[To do]: Each line of the data below that contains "icon" must be copied.
*** Given records Section Begins ***
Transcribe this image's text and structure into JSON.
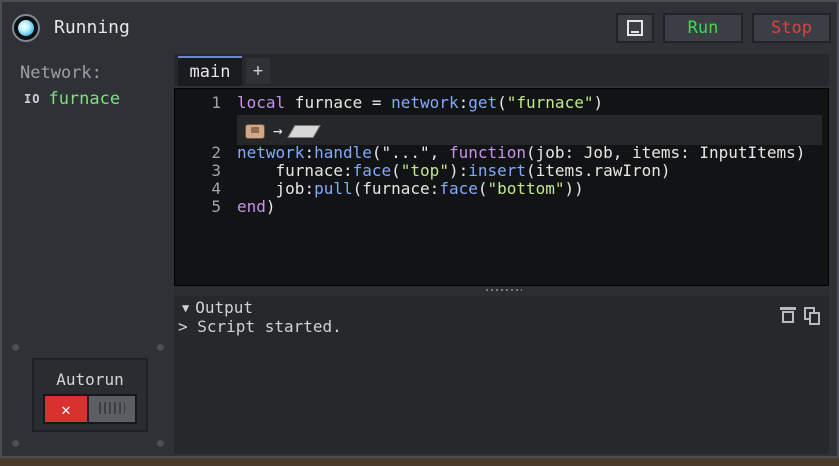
{
  "window": {
    "title": "Running"
  },
  "toolbar": {
    "run_label": "Run",
    "stop_label": "Stop",
    "book_icon": "book-icon"
  },
  "sidebar": {
    "network_label": "Network:",
    "items": [
      {
        "icon": "IO",
        "label": "furnace"
      }
    ],
    "autorun": {
      "label": "Autorun",
      "state": "off",
      "off_glyph": "✕"
    }
  },
  "tabs": {
    "items": [
      {
        "label": "main"
      }
    ],
    "add_label": "+"
  },
  "editor": {
    "lines": [
      {
        "no": "1",
        "tokens": [
          {
            "t": "local",
            "c": "k"
          },
          {
            "t": " furnace = ",
            "c": "p"
          },
          {
            "t": "network",
            "c": "f"
          },
          {
            "t": ":",
            "c": "p"
          },
          {
            "t": "get",
            "c": "f"
          },
          {
            "t": "(",
            "c": "p"
          },
          {
            "t": "\"furnace\"",
            "c": "s"
          },
          {
            "t": ")",
            "c": "p"
          }
        ]
      },
      {
        "no": "2",
        "tokens": [
          {
            "t": "network",
            "c": "f"
          },
          {
            "t": ":",
            "c": "p"
          },
          {
            "t": "handle",
            "c": "f"
          },
          {
            "t": "(\"...\", ",
            "c": "p"
          },
          {
            "t": "function",
            "c": "k"
          },
          {
            "t": "(job: Job, items: InputItems)",
            "c": "p"
          }
        ]
      },
      {
        "no": "3",
        "tokens": [
          {
            "t": "    furnace",
            "c": "p"
          },
          {
            "t": ":",
            "c": "p"
          },
          {
            "t": "face",
            "c": "f"
          },
          {
            "t": "(",
            "c": "p"
          },
          {
            "t": "\"top\"",
            "c": "s"
          },
          {
            "t": "):",
            "c": "p"
          },
          {
            "t": "insert",
            "c": "f"
          },
          {
            "t": "(items.rawIron)",
            "c": "p"
          }
        ]
      },
      {
        "no": "4",
        "tokens": [
          {
            "t": "    job",
            "c": "p"
          },
          {
            "t": ":",
            "c": "p"
          },
          {
            "t": "pull",
            "c": "f"
          },
          {
            "t": "(furnace",
            "c": "p"
          },
          {
            "t": ":",
            "c": "p"
          },
          {
            "t": "face",
            "c": "f"
          },
          {
            "t": "(",
            "c": "p"
          },
          {
            "t": "\"bottom\"",
            "c": "s"
          },
          {
            "t": "))",
            "c": "p"
          }
        ]
      },
      {
        "no": "5",
        "tokens": [
          {
            "t": "end",
            "c": "k"
          },
          {
            "t": ")",
            "c": "p"
          }
        ]
      }
    ],
    "item_hint": {
      "from_icon": "raw-iron-icon",
      "arrow": "→",
      "to_icon": "iron-ingot-icon"
    }
  },
  "output": {
    "header": "Output",
    "lines": [
      "> Script started."
    ],
    "trash_icon": "trash-icon",
    "copy_icon": "copy-icon"
  },
  "colors": {
    "run": "#3fd94b",
    "stop": "#e0413d",
    "keyword": "#c792ea",
    "function": "#82aaff",
    "string": "#c3e88d",
    "network_item": "#7ee07e"
  }
}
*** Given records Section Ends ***
[Reply]:
    "book_icon": "book-icon"
        "icon": "IO",
      "from_icon": "raw-iron-icon",
      "to_icon": "iron-ingot-icon"
    "trash_icon": "trash-icon",
    "copy_icon": "copy-icon"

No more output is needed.